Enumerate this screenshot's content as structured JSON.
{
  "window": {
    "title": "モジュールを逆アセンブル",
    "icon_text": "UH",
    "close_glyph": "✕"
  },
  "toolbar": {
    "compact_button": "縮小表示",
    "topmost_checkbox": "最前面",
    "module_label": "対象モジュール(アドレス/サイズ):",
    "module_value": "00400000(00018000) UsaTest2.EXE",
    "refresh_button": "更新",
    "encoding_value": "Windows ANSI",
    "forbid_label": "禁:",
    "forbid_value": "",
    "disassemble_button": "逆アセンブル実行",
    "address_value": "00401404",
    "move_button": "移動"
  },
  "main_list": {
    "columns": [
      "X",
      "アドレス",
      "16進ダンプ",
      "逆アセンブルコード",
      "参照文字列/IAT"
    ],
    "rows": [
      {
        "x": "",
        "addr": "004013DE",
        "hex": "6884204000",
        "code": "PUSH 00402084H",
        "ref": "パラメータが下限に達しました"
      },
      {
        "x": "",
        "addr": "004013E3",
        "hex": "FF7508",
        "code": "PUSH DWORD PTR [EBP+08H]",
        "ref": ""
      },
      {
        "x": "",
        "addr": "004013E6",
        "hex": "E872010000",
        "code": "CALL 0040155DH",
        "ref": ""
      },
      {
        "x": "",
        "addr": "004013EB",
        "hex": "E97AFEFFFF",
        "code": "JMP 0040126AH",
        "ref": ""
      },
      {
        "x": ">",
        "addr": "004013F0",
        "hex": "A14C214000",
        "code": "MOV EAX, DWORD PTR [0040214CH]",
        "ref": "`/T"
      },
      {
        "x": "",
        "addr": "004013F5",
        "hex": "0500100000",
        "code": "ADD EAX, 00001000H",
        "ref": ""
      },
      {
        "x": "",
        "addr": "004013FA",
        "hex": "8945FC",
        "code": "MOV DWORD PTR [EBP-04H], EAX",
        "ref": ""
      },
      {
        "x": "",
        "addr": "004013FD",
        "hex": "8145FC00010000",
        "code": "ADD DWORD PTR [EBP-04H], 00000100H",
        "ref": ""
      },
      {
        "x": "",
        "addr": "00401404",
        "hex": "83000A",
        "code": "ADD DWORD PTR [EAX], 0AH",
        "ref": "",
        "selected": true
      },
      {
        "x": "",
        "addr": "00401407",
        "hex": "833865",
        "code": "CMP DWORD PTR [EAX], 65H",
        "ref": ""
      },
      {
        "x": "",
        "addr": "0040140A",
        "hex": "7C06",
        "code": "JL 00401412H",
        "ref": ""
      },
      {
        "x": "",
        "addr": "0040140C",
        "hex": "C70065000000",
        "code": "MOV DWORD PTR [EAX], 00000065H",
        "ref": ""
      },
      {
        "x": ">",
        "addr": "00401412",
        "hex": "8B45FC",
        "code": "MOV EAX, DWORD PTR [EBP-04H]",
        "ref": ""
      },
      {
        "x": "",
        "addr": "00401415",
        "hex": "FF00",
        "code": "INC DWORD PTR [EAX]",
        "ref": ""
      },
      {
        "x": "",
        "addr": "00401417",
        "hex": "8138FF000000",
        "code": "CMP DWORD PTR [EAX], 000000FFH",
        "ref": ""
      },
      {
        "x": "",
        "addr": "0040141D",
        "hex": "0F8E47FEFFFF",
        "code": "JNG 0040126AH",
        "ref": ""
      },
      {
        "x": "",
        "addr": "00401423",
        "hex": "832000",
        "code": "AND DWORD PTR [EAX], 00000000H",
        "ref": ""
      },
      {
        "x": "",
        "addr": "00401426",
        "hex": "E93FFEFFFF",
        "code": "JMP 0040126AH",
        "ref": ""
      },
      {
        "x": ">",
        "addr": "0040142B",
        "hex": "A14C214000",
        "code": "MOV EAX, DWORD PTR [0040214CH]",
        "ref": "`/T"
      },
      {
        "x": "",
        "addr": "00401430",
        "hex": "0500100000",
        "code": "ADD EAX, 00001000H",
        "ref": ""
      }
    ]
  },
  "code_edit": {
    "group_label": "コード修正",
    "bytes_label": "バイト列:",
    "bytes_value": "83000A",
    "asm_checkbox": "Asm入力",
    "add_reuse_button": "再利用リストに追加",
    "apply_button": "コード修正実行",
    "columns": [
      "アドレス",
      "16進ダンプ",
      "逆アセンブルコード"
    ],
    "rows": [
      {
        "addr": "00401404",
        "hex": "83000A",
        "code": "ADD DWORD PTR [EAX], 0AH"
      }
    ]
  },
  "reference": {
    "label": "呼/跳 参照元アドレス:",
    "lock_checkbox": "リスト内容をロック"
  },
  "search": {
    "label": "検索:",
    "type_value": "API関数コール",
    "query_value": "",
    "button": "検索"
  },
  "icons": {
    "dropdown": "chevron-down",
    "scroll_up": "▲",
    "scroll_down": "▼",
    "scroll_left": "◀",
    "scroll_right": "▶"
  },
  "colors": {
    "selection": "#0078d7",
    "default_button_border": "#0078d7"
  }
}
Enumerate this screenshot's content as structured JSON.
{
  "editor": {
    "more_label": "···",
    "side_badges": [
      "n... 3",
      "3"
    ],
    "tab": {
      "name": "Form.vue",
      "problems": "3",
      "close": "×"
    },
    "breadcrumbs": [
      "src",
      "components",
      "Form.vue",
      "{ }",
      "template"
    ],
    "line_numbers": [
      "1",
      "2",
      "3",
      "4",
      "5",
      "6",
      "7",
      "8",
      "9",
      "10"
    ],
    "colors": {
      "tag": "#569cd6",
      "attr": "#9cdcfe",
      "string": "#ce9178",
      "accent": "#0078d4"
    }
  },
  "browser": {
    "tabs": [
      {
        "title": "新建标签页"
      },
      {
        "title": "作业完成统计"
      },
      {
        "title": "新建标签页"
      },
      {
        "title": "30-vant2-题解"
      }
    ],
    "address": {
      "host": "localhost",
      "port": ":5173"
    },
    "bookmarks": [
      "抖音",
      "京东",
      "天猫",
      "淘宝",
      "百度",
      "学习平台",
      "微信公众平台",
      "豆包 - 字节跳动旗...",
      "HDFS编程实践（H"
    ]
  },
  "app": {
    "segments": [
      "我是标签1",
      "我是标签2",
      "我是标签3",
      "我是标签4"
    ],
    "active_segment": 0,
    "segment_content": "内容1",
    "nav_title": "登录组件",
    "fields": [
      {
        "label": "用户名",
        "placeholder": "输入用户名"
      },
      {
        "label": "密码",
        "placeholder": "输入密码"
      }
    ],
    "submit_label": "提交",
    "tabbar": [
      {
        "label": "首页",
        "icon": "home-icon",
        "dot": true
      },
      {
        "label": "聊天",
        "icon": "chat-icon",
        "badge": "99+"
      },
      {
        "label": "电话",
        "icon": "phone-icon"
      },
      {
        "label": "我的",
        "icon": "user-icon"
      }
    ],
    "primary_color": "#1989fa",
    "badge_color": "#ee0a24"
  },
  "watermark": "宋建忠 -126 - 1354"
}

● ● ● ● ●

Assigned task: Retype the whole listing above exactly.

Solution below:
Enumerate this screenshot's content as structured JSON.
{
  "window": {
    "title": "モジュールを逆アセンブル",
    "icon_text": "UH",
    "close_glyph": "✕"
  },
  "toolbar": {
    "compact_button": "縮小表示",
    "topmost_checkbox": "最前面",
    "module_label": "対象モジュール(アドレス/サイズ):",
    "module_value": "00400000(00018000) UsaTest2.EXE",
    "refresh_button": "更新",
    "encoding_value": "Windows ANSI",
    "forbid_label": "禁:",
    "forbid_value": "",
    "disassemble_button": "逆アセンブル実行",
    "address_value": "00401404",
    "move_button": "移動"
  },
  "main_list": {
    "columns": [
      "X",
      "アドレス",
      "16進ダンプ",
      "逆アセンブルコード",
      "参照文字列/IAT"
    ],
    "rows": [
      {
        "x": "",
        "addr": "004013DE",
        "hex": "6884204000",
        "code": "PUSH 00402084H",
        "ref": "パラメータが下限に達しました"
      },
      {
        "x": "",
        "addr": "004013E3",
        "hex": "FF7508",
        "code": "PUSH DWORD PTR [EBP+08H]",
        "ref": ""
      },
      {
        "x": "",
        "addr": "004013E6",
        "hex": "E872010000",
        "code": "CALL 0040155DH",
        "ref": ""
      },
      {
        "x": "",
        "addr": "004013EB",
        "hex": "E97AFEFFFF",
        "code": "JMP 0040126AH",
        "ref": ""
      },
      {
        "x": ">",
        "addr": "004013F0",
        "hex": "A14C214000",
        "code": "MOV EAX, DWORD PTR [0040214CH]",
        "ref": "`/T"
      },
      {
        "x": "",
        "addr": "004013F5",
        "hex": "0500100000",
        "code": "ADD EAX, 00001000H",
        "ref": ""
      },
      {
        "x": "",
        "addr": "004013FA",
        "hex": "8945FC",
        "code": "MOV DWORD PTR [EBP-04H], EAX",
        "ref": ""
      },
      {
        "x": "",
        "addr": "004013FD",
        "hex": "8145FC00010000",
        "code": "ADD DWORD PTR [EBP-04H], 00000100H",
        "ref": ""
      },
      {
        "x": "",
        "addr": "00401404",
        "hex": "83000A",
        "code": "ADD DWORD PTR [EAX], 0AH",
        "ref": "",
        "selected": true
      },
      {
        "x": "",
        "addr": "00401407",
        "hex": "833865",
        "code": "CMP DWORD PTR [EAX], 65H",
        "ref": ""
      },
      {
        "x": "",
        "addr": "0040140A",
        "hex": "7C06",
        "code": "JL 00401412H",
        "ref": ""
      },
      {
        "x": "",
        "addr": "0040140C",
        "hex": "C70065000000",
        "code": "MOV DWORD PTR [EAX], 00000065H",
        "ref": ""
      },
      {
        "x": ">",
        "addr": "00401412",
        "hex": "8B45FC",
        "code": "MOV EAX, DWORD PTR [EBP-04H]",
        "ref": ""
      },
      {
        "x": "",
        "addr": "00401415",
        "hex": "FF00",
        "code": "INC DWORD PTR [EAX]",
        "ref": ""
      },
      {
        "x": "",
        "addr": "00401417",
        "hex": "8138FF000000",
        "code": "CMP DWORD PTR [EAX], 000000FFH",
        "ref": ""
      },
      {
        "x": "",
        "addr": "0040141D",
        "hex": "0F8E47FEFFFF",
        "code": "JNG 0040126AH",
        "ref": ""
      },
      {
        "x": "",
        "addr": "00401423",
        "hex": "832000",
        "code": "AND DWORD PTR [EAX], 00000000H",
        "ref": ""
      },
      {
        "x": "",
        "addr": "00401426",
        "hex": "E93FFEFFFF",
        "code": "JMP 0040126AH",
        "ref": ""
      },
      {
        "x": ">",
        "addr": "0040142B",
        "hex": "A14C214000",
        "code": "MOV EAX, DWORD PTR [0040214CH]",
        "ref": "`/T"
      },
      {
        "x": "",
        "addr": "00401430",
        "hex": "0500100000",
        "code": "ADD EAX, 00001000H",
        "ref": ""
      }
    ]
  },
  "code_edit": {
    "group_label": "コード修正",
    "bytes_label": "バイト列:",
    "bytes_value": "83000A",
    "asm_checkbox": "Asm入力",
    "add_reuse_button": "再利用リストに追加",
    "apply_button": "コード修正実行",
    "columns": [
      "アドレス",
      "16進ダンプ",
      "逆アセンブルコード"
    ],
    "rows": [
      {
        "addr": "00401404",
        "hex": "83000A",
        "code": "ADD DWORD PTR [EAX], 0AH"
      }
    ]
  },
  "reference": {
    "label": "呼/跳 参照元アドレス:",
    "lock_checkbox": "リスト内容をロック"
  },
  "search": {
    "label": "検索:",
    "type_value": "API関数コール",
    "query_value": "",
    "button": "検索"
  },
  "icons": {
    "dropdown": "chevron-down",
    "scroll_up": "▲",
    "scroll_down": "▼",
    "scroll_left": "◀",
    "scroll_right": "▶"
  },
  "colors": {
    "selection": "#0078d7",
    "default_button_border": "#0078d7"
  }
}
Enumerate this screenshot's content as structured JSON.
{
  "editor": {
    "more_label": "···",
    "side_badges": [
      "n... 3",
      "3"
    ],
    "tab": {
      "name": "Form.vue",
      "problems": "3",
      "close": "×"
    },
    "breadcrumbs": [
      "src",
      "components",
      "Form.vue",
      "{ }",
      "template"
    ],
    "line_numbers": [
      "1",
      "2",
      "3",
      "4",
      "5",
      "6",
      "7",
      "8",
      "9",
      "10"
    ],
    "colors": {
      "tag": "#569cd6",
      "attr": "#9cdcfe",
      "string": "#ce9178",
      "accent": "#0078d4"
    }
  },
  "browser": {
    "tabs": [
      {
        "title": "新建标签页"
      },
      {
        "title": "作业完成统计"
      },
      {
        "title": "新建标签页"
      },
      {
        "title": "30-vant2-题解"
      }
    ],
    "address": {
      "host": "localhost",
      "port": ":5173"
    },
    "bookmarks": [
      "抖音",
      "京东",
      "天猫",
      "淘宝",
      "百度",
      "学习平台",
      "微信公众平台",
      "豆包 - 字节跳动旗...",
      "HDFS编程实践（H"
    ]
  },
  "app": {
    "segments": [
      "我是标签1",
      "我是标签2",
      "我是标签3",
      "我是标签4"
    ],
    "active_segment": 0,
    "segment_content": "内容1",
    "nav_title": "登录组件",
    "fields": [
      {
        "label": "用户名",
        "placeholder": "输入用户名"
      },
      {
        "label": "密码",
        "placeholder": "输入密码"
      }
    ],
    "submit_label": "提交",
    "tabbar": [
      {
        "label": "首页",
        "icon": "home-icon",
        "dot": true
      },
      {
        "label": "聊天",
        "icon": "chat-icon",
        "badge": "99+"
      },
      {
        "label": "电话",
        "icon": "phone-icon"
      },
      {
        "label": "我的",
        "icon": "user-icon"
      }
    ],
    "primary_color": "#1989fa",
    "badge_color": "#ee0a24"
  },
  "watermark": "宋建忠 -126 - 1354"
}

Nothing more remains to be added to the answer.